### Directions
Please retype every record exactly as it appears, omitting the pictures.

Collected data entries
◇ ◇ ◇ ◇
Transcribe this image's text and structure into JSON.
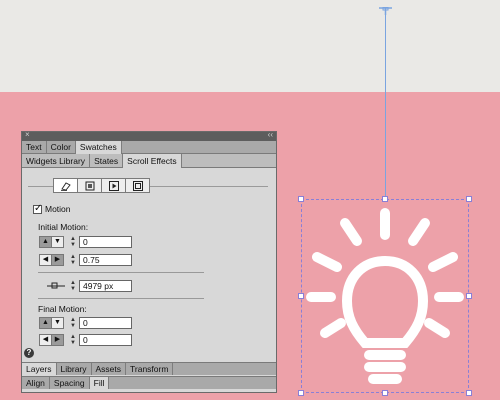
{
  "panel": {
    "close_glyph": "×",
    "collapse_glyph": "‹‹",
    "top_tabs": [
      "Text",
      "Color",
      "Swatches"
    ],
    "sub_tabs": [
      "Widgets Library",
      "States",
      "Scroll Effects"
    ],
    "mode_icons": [
      "eraser-icon",
      "layout-icon",
      "play-icon",
      "slideshow-icon"
    ],
    "motion_label": "Motion",
    "motion_checked": true,
    "initial_motion_label": "Initial Motion:",
    "initial_vertical_value": "0",
    "initial_horizontal_value": "0.75",
    "key_position_value": "4979 px",
    "final_motion_label": "Final Motion:",
    "final_vertical_value": "0",
    "final_horizontal_value": "0",
    "help_glyph": "?",
    "bottom_tabs_row1": [
      "Layers",
      "Library",
      "Assets",
      "Transform"
    ],
    "bottom_tabs_row2": [
      "Align",
      "Spacing",
      "Fill"
    ]
  },
  "colors": {
    "canvas_top": "#eae9e6",
    "canvas_pink": "#eda1a9",
    "selection": "#8a7fd6",
    "guide": "#7aa4e0",
    "bulb": "#ffffff"
  }
}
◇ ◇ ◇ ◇
### Exercise output
Transcribe this image's text and structure into JSON.
{
  "panel": {
    "close_glyph": "×",
    "collapse_glyph": "‹‹",
    "top_tabs": [
      "Text",
      "Color",
      "Swatches"
    ],
    "sub_tabs": [
      "Widgets Library",
      "States",
      "Scroll Effects"
    ],
    "mode_icons": [
      "eraser-icon",
      "layout-icon",
      "play-icon",
      "slideshow-icon"
    ],
    "motion_label": "Motion",
    "motion_checked": true,
    "initial_motion_label": "Initial Motion:",
    "initial_vertical_value": "0",
    "initial_horizontal_value": "0.75",
    "key_position_value": "4979 px",
    "final_motion_label": "Final Motion:",
    "final_vertical_value": "0",
    "final_horizontal_value": "0",
    "help_glyph": "?",
    "bottom_tabs_row1": [
      "Layers",
      "Library",
      "Assets",
      "Transform"
    ],
    "bottom_tabs_row2": [
      "Align",
      "Spacing",
      "Fill"
    ]
  },
  "colors": {
    "canvas_top": "#eae9e6",
    "canvas_pink": "#eda1a9",
    "selection": "#8a7fd6",
    "guide": "#7aa4e0",
    "bulb": "#ffffff"
  }
}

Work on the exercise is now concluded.